Exercise prompt >> Search the records below for the word "this". Copy each line where it occurs.

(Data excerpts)

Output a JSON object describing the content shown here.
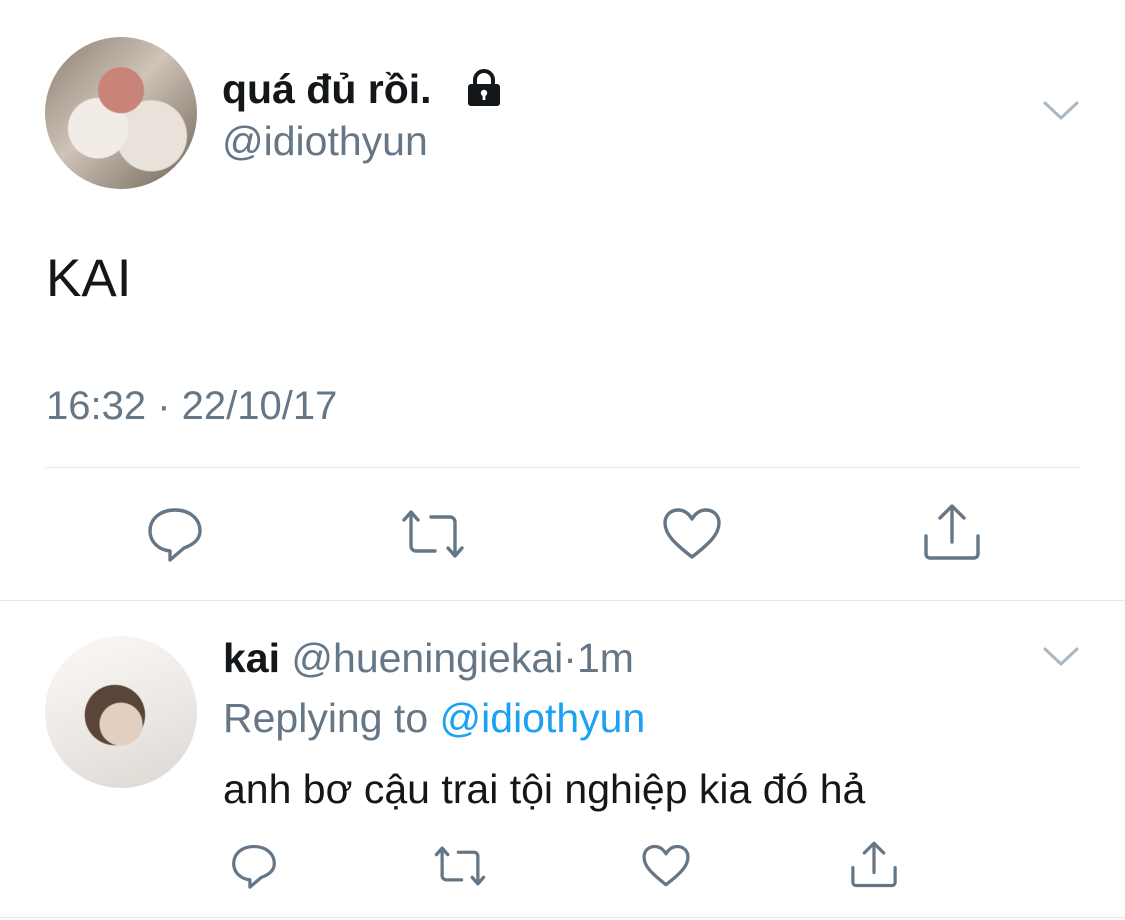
{
  "tweet": {
    "display_name": "quá đủ rồi.",
    "handle": "@idiothyun",
    "text": "KAI",
    "timestamp": "16:32 · 22/10/17",
    "icons": {
      "lock": "lock-icon",
      "menu": "chevron-down-icon"
    },
    "actions": [
      "reply-icon",
      "retweet-icon",
      "like-icon",
      "share-icon"
    ]
  },
  "reply": {
    "display_name": "kai",
    "handle": "@hueningiekai",
    "separator": "·",
    "time": "1m",
    "replying_prefix": "Replying to",
    "replying_handle": "@idiothyun",
    "text": "anh bơ cậu trai tội nghiệp kia đó hả",
    "actions": [
      "reply-icon",
      "retweet-icon",
      "like-icon",
      "share-icon"
    ]
  },
  "colors": {
    "text": "#14171a",
    "secondary": "#657786",
    "accent": "#1da1f2",
    "divider": "#e1e8ed"
  }
}
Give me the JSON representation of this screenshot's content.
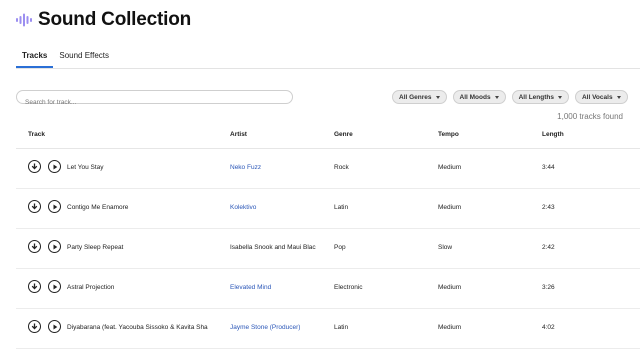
{
  "app": {
    "title": "Sound Collection",
    "logo_icon": "sound-wave-icon",
    "accent_color": "#2a6fd6",
    "logo_color": "#9b8ef0"
  },
  "tabs": [
    {
      "label": "Tracks",
      "active": true
    },
    {
      "label": "Sound Effects",
      "active": false
    }
  ],
  "search": {
    "placeholder": "Search for track..."
  },
  "filters": [
    "All Genres",
    "All Moods",
    "All Lengths",
    "All Vocals"
  ],
  "results_count": "1,000 tracks found",
  "table": {
    "headers": {
      "track": "Track",
      "artist": "Artist",
      "genre": "Genre",
      "tempo": "Tempo",
      "length": "Length"
    },
    "rows": [
      {
        "track": "Let You Stay",
        "artist": "Neko Fuzz",
        "artist_link": true,
        "genre": "Rock",
        "tempo": "Medium",
        "length": "3:44"
      },
      {
        "track": "Contigo Me Enamore",
        "artist": "Kolektivo",
        "artist_link": true,
        "genre": "Latin",
        "tempo": "Medium",
        "length": "2:43"
      },
      {
        "track": "Party Sleep Repeat",
        "artist": "Isabella Snook and Maui Blac",
        "artist_link": false,
        "genre": "Pop",
        "tempo": "Slow",
        "length": "2:42"
      },
      {
        "track": "Astral Projection",
        "artist": "Elevated Mind",
        "artist_link": true,
        "genre": "Electronic",
        "tempo": "Medium",
        "length": "3:26"
      },
      {
        "track": "Diyabarana (feat. Yacouba Sissoko & Kavita Sha",
        "artist": "Jayme Stone (Producer)",
        "artist_link": true,
        "genre": "Latin",
        "tempo": "Medium",
        "length": "4:02"
      }
    ]
  }
}
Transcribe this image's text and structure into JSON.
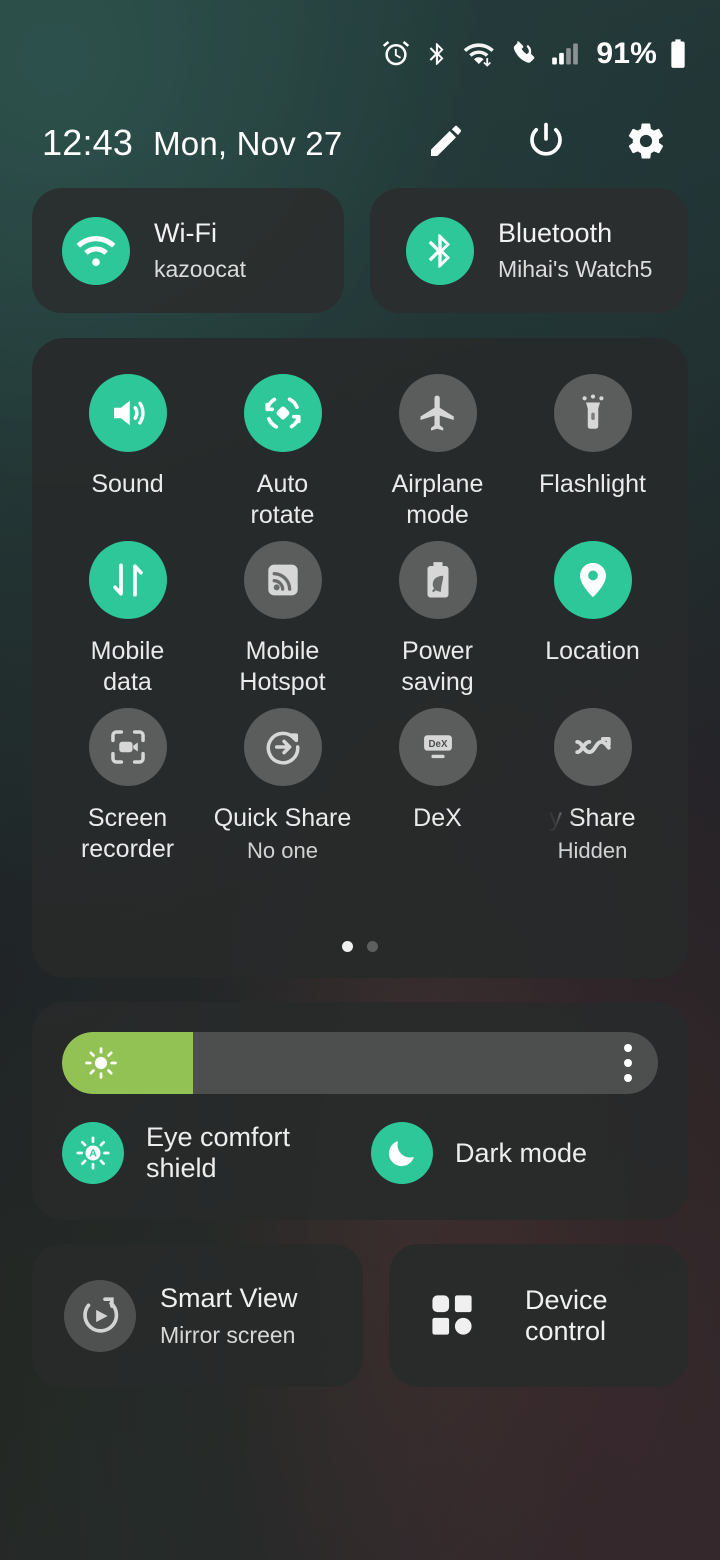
{
  "theme": {
    "accent_on": "#2dc79a",
    "accent_off": "#5b5d5d",
    "panel_bg": "#282a2a",
    "slider_fill": "#92c254",
    "text_primary": "#f2f2f2"
  },
  "status_bar": {
    "battery_percent": "91%",
    "icons": [
      "alarm-icon",
      "bluetooth-icon",
      "wifi-transfer-icon",
      "call-icon",
      "signal-bars-icon",
      "battery-icon"
    ]
  },
  "header": {
    "time": "12:43",
    "date": "Mon, Nov 27",
    "actions": [
      {
        "name": "edit-button",
        "icon": "pencil-icon"
      },
      {
        "name": "power-button",
        "icon": "power-icon"
      },
      {
        "name": "settings-button",
        "icon": "gear-icon"
      }
    ]
  },
  "connectivity_tiles": [
    {
      "title": "Wi-Fi",
      "subtitle": "kazoocat",
      "icon": "wifi-icon",
      "active": true
    },
    {
      "title": "Bluetooth",
      "subtitle": "Mihai's Watch5",
      "icon": "bluetooth-icon",
      "active": true
    }
  ],
  "quick_settings": {
    "tiles": [
      {
        "label": "Sound",
        "subtitle": "",
        "icon": "speaker-icon",
        "active": true
      },
      {
        "label": "Auto\nrotate",
        "subtitle": "",
        "icon": "auto-rotate-icon",
        "active": true
      },
      {
        "label": "Airplane\nmode",
        "subtitle": "",
        "icon": "airplane-icon",
        "active": false
      },
      {
        "label": "Flashlight",
        "subtitle": "",
        "icon": "flashlight-icon",
        "active": false
      },
      {
        "label": "Mobile\ndata",
        "subtitle": "",
        "icon": "mobile-data-icon",
        "active": true
      },
      {
        "label": "Mobile\nHotspot",
        "subtitle": "",
        "icon": "hotspot-icon",
        "active": false
      },
      {
        "label": "Power\nsaving",
        "subtitle": "",
        "icon": "power-saving-icon",
        "active": false
      },
      {
        "label": "Location",
        "subtitle": "",
        "icon": "location-pin-icon",
        "active": true
      },
      {
        "label": "Screen\nrecorder",
        "subtitle": "",
        "icon": "screen-recorder-icon",
        "active": false
      },
      {
        "label": "Quick Share",
        "subtitle": "No one",
        "icon": "quick-share-icon",
        "active": false
      },
      {
        "label": "DeX",
        "subtitle": "",
        "icon": "dex-icon",
        "active": false
      },
      {
        "label": "y Share",
        "subtitle": "Hidden",
        "icon": "music-share-icon",
        "active": false
      }
    ],
    "page_count": 2,
    "active_page": 1
  },
  "brightness": {
    "level_percent": 22,
    "sun_icon": "brightness-sun-icon",
    "more_icon": "more-options-icon"
  },
  "display_modes": [
    {
      "label": "Eye comfort shield",
      "icon": "eye-comfort-icon",
      "active": true
    },
    {
      "label": "Dark mode",
      "icon": "moon-icon",
      "active": true
    }
  ],
  "bottom_tiles": [
    {
      "title": "Smart View",
      "subtitle": "Mirror screen",
      "icon": "smart-view-icon"
    },
    {
      "title": "Device control",
      "subtitle": "",
      "icon": "device-control-icon"
    }
  ]
}
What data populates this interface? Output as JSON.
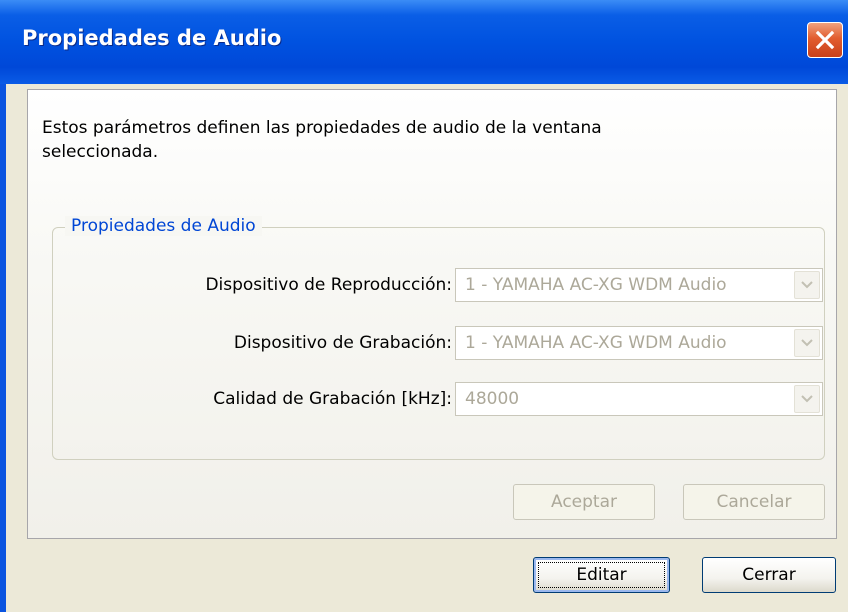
{
  "window": {
    "title": "Propiedades de Audio"
  },
  "panel": {
    "description": "Estos parámetros definen las propiedades de audio de la ventana seleccionada.",
    "group": {
      "label": "Propiedades de Audio",
      "fields": [
        {
          "label": "Dispositivo de Reproducción:",
          "value": "1 - YAMAHA AC-XG WDM Audio",
          "enabled": false
        },
        {
          "label": "Dispositivo de Grabación:",
          "value": "1 - YAMAHA AC-XG WDM Audio",
          "enabled": false
        },
        {
          "label": "Calidad de Grabación [kHz]:",
          "value": "48000",
          "enabled": false
        }
      ]
    },
    "buttons": {
      "accept": "Aceptar",
      "cancel": "Cancelar"
    }
  },
  "footer": {
    "edit": "Editar",
    "close": "Cerrar"
  },
  "icons": {
    "close": "close-x-icon",
    "dropdown": "chevron-down-icon"
  },
  "colors": {
    "titlebar": "#0052e0",
    "group_label": "#0046d5",
    "disabled_text": "#aca899",
    "close_button": "#e25d2f"
  }
}
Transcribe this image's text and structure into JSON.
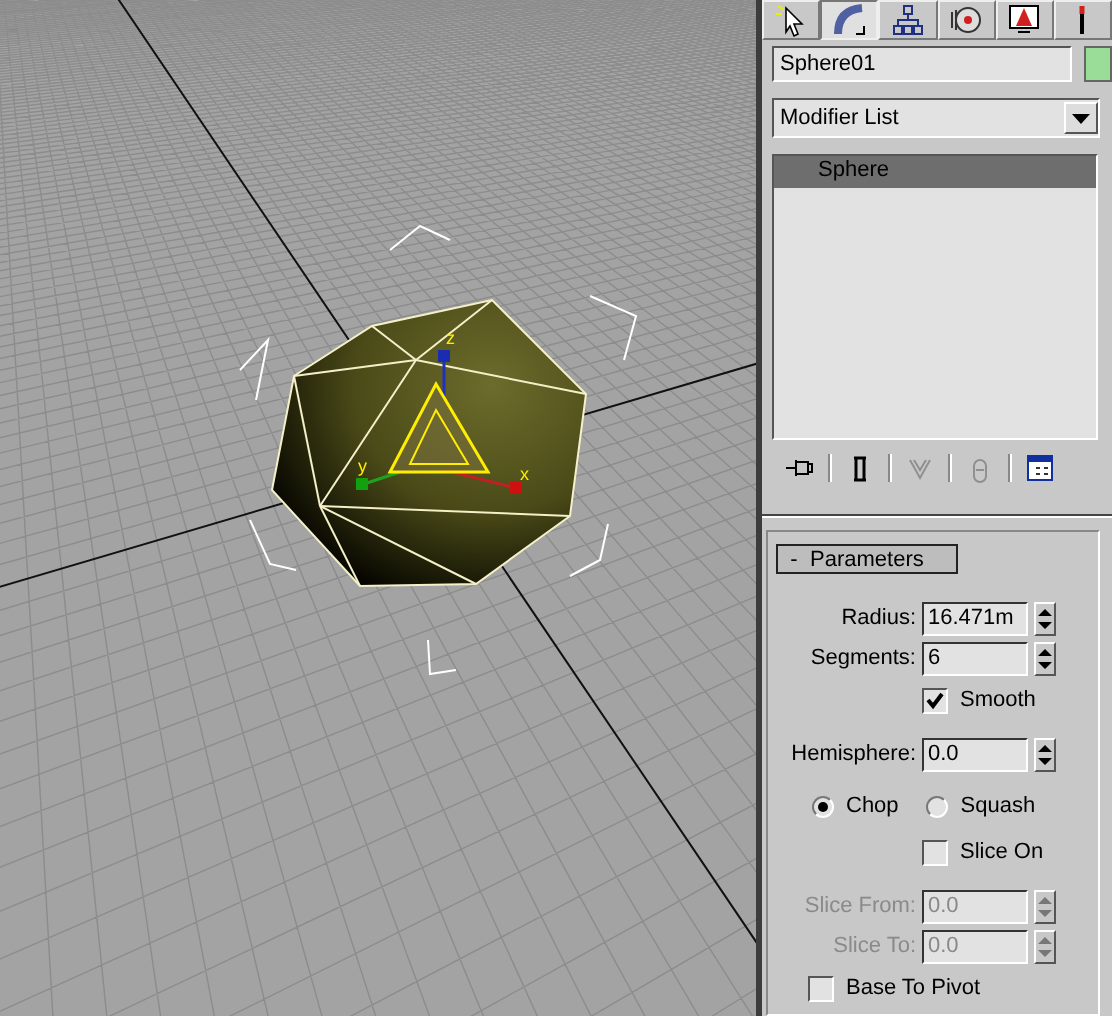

Exercise answer >>
Give me the JSON representation of this screenshot's content.
Transcribe this image's text and structure into JSON.
What data populates this interface? Output as JSON.
Transcribe this image's text and structure into JSON.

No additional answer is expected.